2. Israel Folau takes on Rugby Australia

Despite being arguably the Wallabies best ever fullback, Israel Folau may end his career as well known for his controversial comments as his on field success. Folau found himself in hot water in 2018 when he first posted a homophobic comment on Instagram, before he was eventually dismissed from his position with Rugby Australia and the New South Wales Waratahs following a second controversial social media post in early 2019. However, it was Folau's decision to take RA and the Waratahs to court for wrongful dismissal that truly rocked Australian sport. In a feud that began in May, Folau launched legal proceedings against his former employers and by November was requesting $14 million in compensation, claiming he could have been a Wallabies captain. Folau continued to court controversy throughout 2019 with the code hopper recorded delivering several questionable sermons including one preaching same-sex marriage and abortion had caused the bushfires ravaging New South Wales in November. His feud with RA finally came to a close in early December with both parties apologising for their roles while reaching a confidential settlement.

1. Sandpapergate

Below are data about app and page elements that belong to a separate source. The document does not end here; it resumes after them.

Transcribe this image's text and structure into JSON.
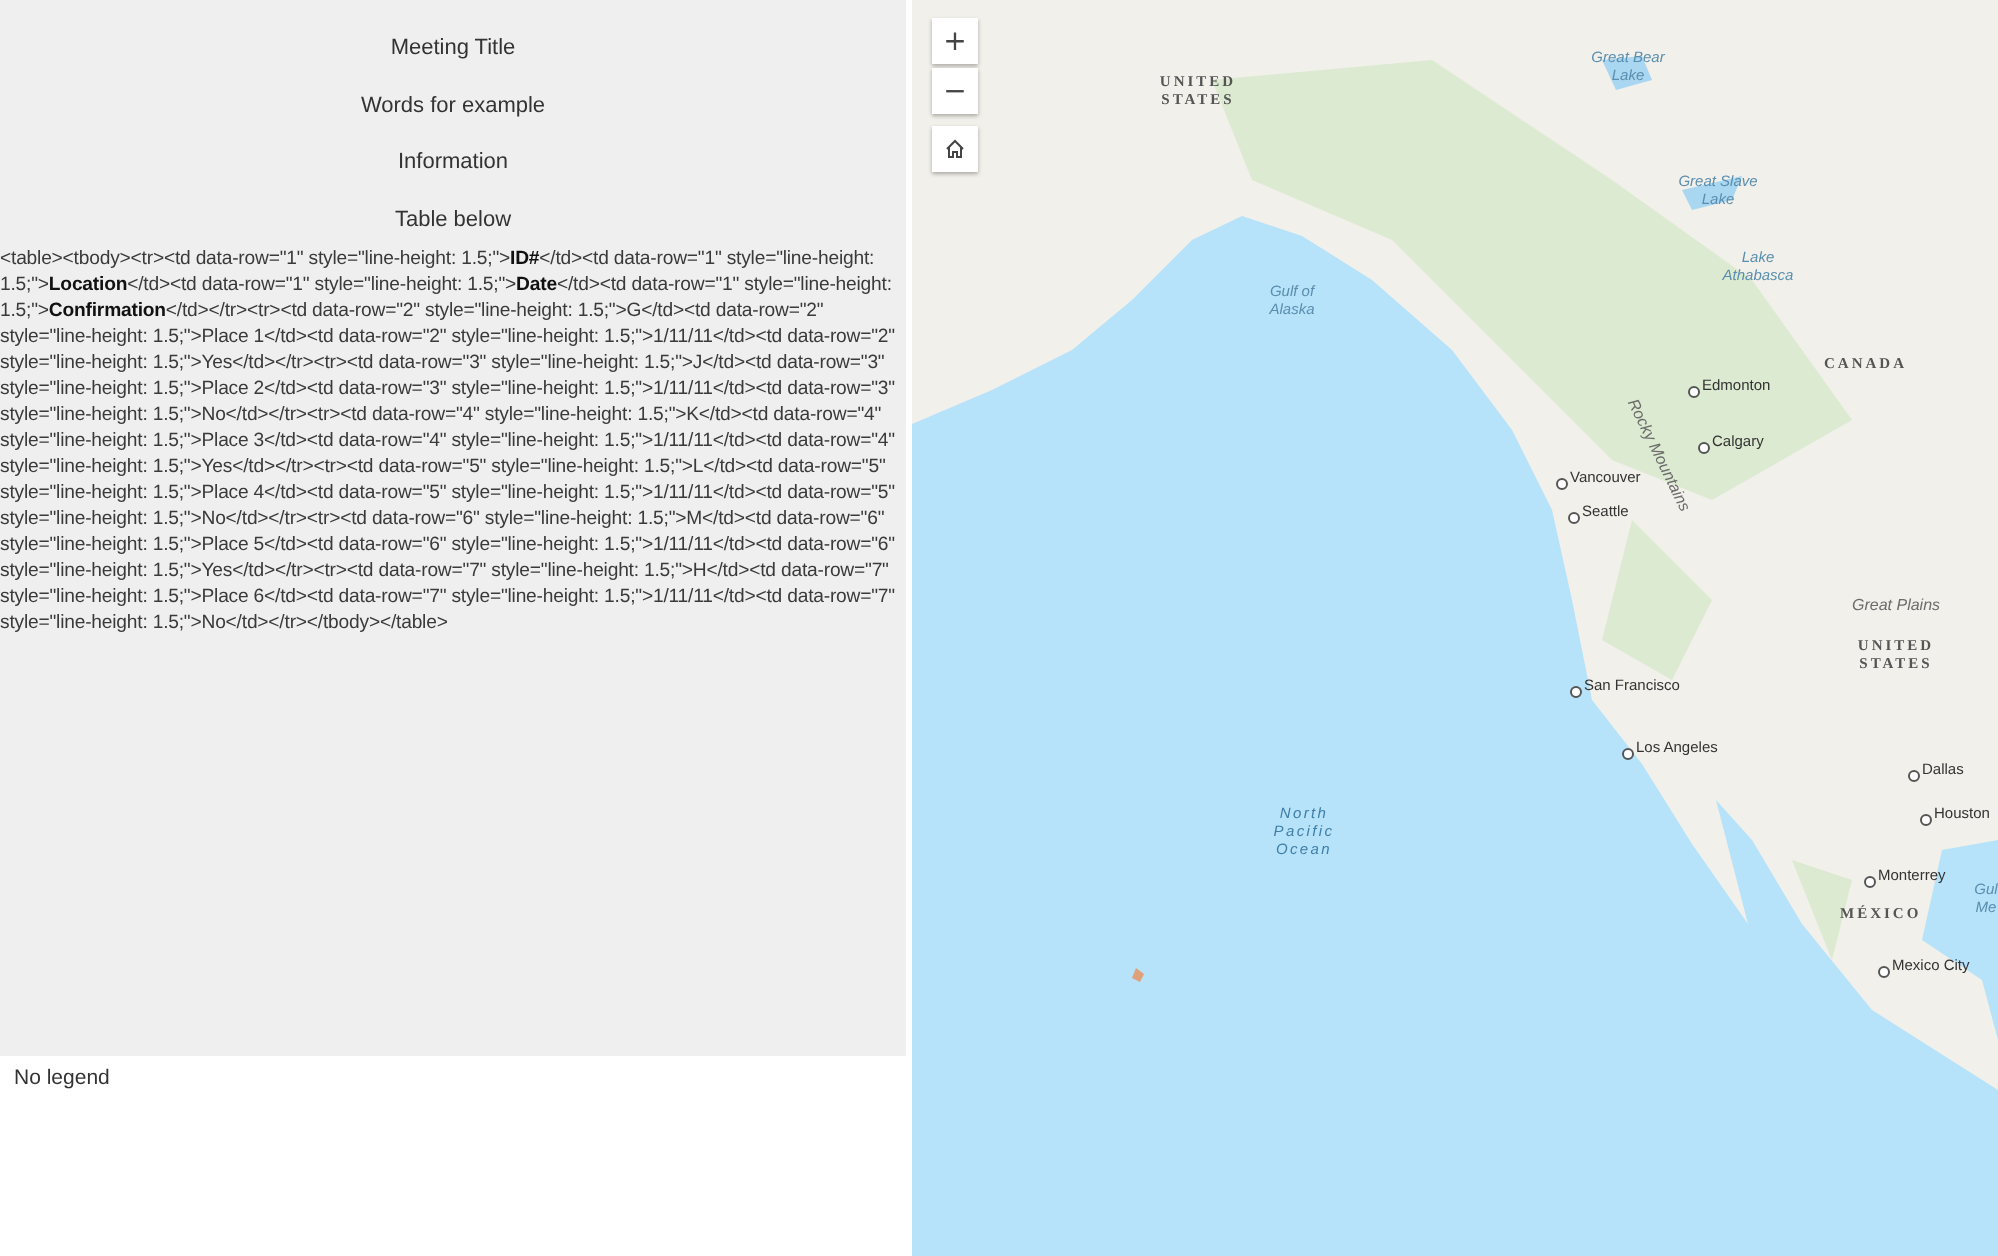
{
  "panel": {
    "headings": [
      "Meeting Title",
      "Words for example",
      "Information",
      "Table below"
    ],
    "body": "<table><tbody><tr><td data-row=\"1\" style=\"line-height: 1.5;\">**ID#**</td><td data-row=\"1\" style=\"line-height: 1.5;\">**Location**</td><td data-row=\"1\" style=\"line-height: 1.5;\">**Date**</td><td data-row=\"1\" style=\"line-height: 1.5;\">**Confirmation**</td></tr><tr><td data-row=\"2\" style=\"line-height: 1.5;\">G</td><td data-row=\"2\" style=\"line-height: 1.5;\">Place 1</td><td data-row=\"2\" style=\"line-height: 1.5;\">1/11/11</td><td data-row=\"2\" style=\"line-height: 1.5;\">Yes</td></tr><tr><td data-row=\"3\" style=\"line-height: 1.5;\">J</td><td data-row=\"3\" style=\"line-height: 1.5;\">Place 2</td><td data-row=\"3\" style=\"line-height: 1.5;\">1/11/11</td><td data-row=\"3\" style=\"line-height: 1.5;\">No</td></tr><tr><td data-row=\"4\" style=\"line-height: 1.5;\">K</td><td data-row=\"4\" style=\"line-height: 1.5;\">Place 3</td><td data-row=\"4\" style=\"line-height: 1.5;\">1/11/11</td><td data-row=\"4\" style=\"line-height: 1.5;\">Yes</td></tr><tr><td data-row=\"5\" style=\"line-height: 1.5;\">L</td><td data-row=\"5\" style=\"line-height: 1.5;\">Place 4</td><td data-row=\"5\" style=\"line-height: 1.5;\">1/11/11</td><td data-row=\"5\" style=\"line-height: 1.5;\">No</td></tr><tr><td data-row=\"6\" style=\"line-height: 1.5;\">M</td><td data-row=\"6\" style=\"line-height: 1.5;\">Place 5</td><td data-row=\"6\" style=\"line-height: 1.5;\">1/11/11</td><td data-row=\"6\" style=\"line-height: 1.5;\">Yes</td></tr><tr><td data-row=\"7\" style=\"line-height: 1.5;\">H</td><td data-row=\"7\" style=\"line-height: 1.5;\">Place 6</td><td data-row=\"7\" style=\"line-height: 1.5;\">1/11/11</td><td data-row=\"7\" style=\"line-height: 1.5;\">No</td></tr></tbody></table>"
  },
  "legend": {
    "text": "No legend"
  },
  "map": {
    "controls": [
      {
        "kind": "zoom-in",
        "label": "+"
      },
      {
        "kind": "zoom-out",
        "label": "−"
      },
      {
        "kind": "home"
      }
    ],
    "labels": [
      {
        "kind": "country",
        "text": "UNITED STATES"
      },
      {
        "kind": "water",
        "text": "Great Bear Lake"
      },
      {
        "kind": "water",
        "text": "Great Slave Lake"
      },
      {
        "kind": "water",
        "text": "Lake Athabasca"
      },
      {
        "kind": "water",
        "text": "Gulf of Alaska"
      },
      {
        "kind": "country",
        "text": "CANADA"
      },
      {
        "kind": "city",
        "text": "Edmonton"
      },
      {
        "kind": "city",
        "text": "Calgary"
      },
      {
        "kind": "region",
        "text": "Rocky Mountains"
      },
      {
        "kind": "city",
        "text": "Vancouver"
      },
      {
        "kind": "city",
        "text": "Seattle"
      },
      {
        "kind": "region",
        "text": "Great Plains"
      },
      {
        "kind": "country",
        "text": "UNITED STATES"
      },
      {
        "kind": "city",
        "text": "San Francisco"
      },
      {
        "kind": "city",
        "text": "Los Angeles"
      },
      {
        "kind": "city",
        "text": "Dallas"
      },
      {
        "kind": "city",
        "text": "Houston"
      },
      {
        "kind": "city",
        "text": "Monterrey"
      },
      {
        "kind": "country",
        "text": "MÉXICO"
      },
      {
        "kind": "city",
        "text": "Mexico City"
      },
      {
        "kind": "ocean",
        "text": "North Pacific Ocean"
      },
      {
        "kind": "water",
        "text": "Gul Me"
      }
    ]
  }
}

In a decade that has seen doping scandals, salary cap breaches and brawls, the biggest headline to rock the country came in 2018 when three Australian Test cricketers, Steve Smith, David Warner and Cameron Bancroft, were involved in a ball-tampering scandal that would later be dubbed 'Sandpapergate'. During a Test match against South Africa in Cape Town, television cameras caught Bancroft attempting to rough up one side of the ball with sandpaper. Despite the umpires taking no action on the field, Bancroft and Smith fronted the media that night with Bancroft admitting to attempting to alter the ball. Five days later Bancroft admitted he had used sandpaper while Smith revealed his involvement in the plan. Reaction across Australia was swift with then Prime Minister Malcolm Turnbull stating it was a "shocking disappointment", while the Australian Sports Commission called for Smith to be stood down immediately. Despite the International Cricket Committee suspending Smith for just one match and handing Bancroft three demerit points and a fine of 75 percent of his match fee, Cricket Australia took their investigation further and charged Smith, Bancroft and Warner with bringing the game into disrepute, suspended the trio and sent them back to Australia. Warner was found to have developed the plan, with Bancroft to carry out the instructions while Smith admitted to knowing and failing to stop Bancroft. Smith and Warner would eventually serve out a yearlong suspension while Bancroft spent nine months on the sideline.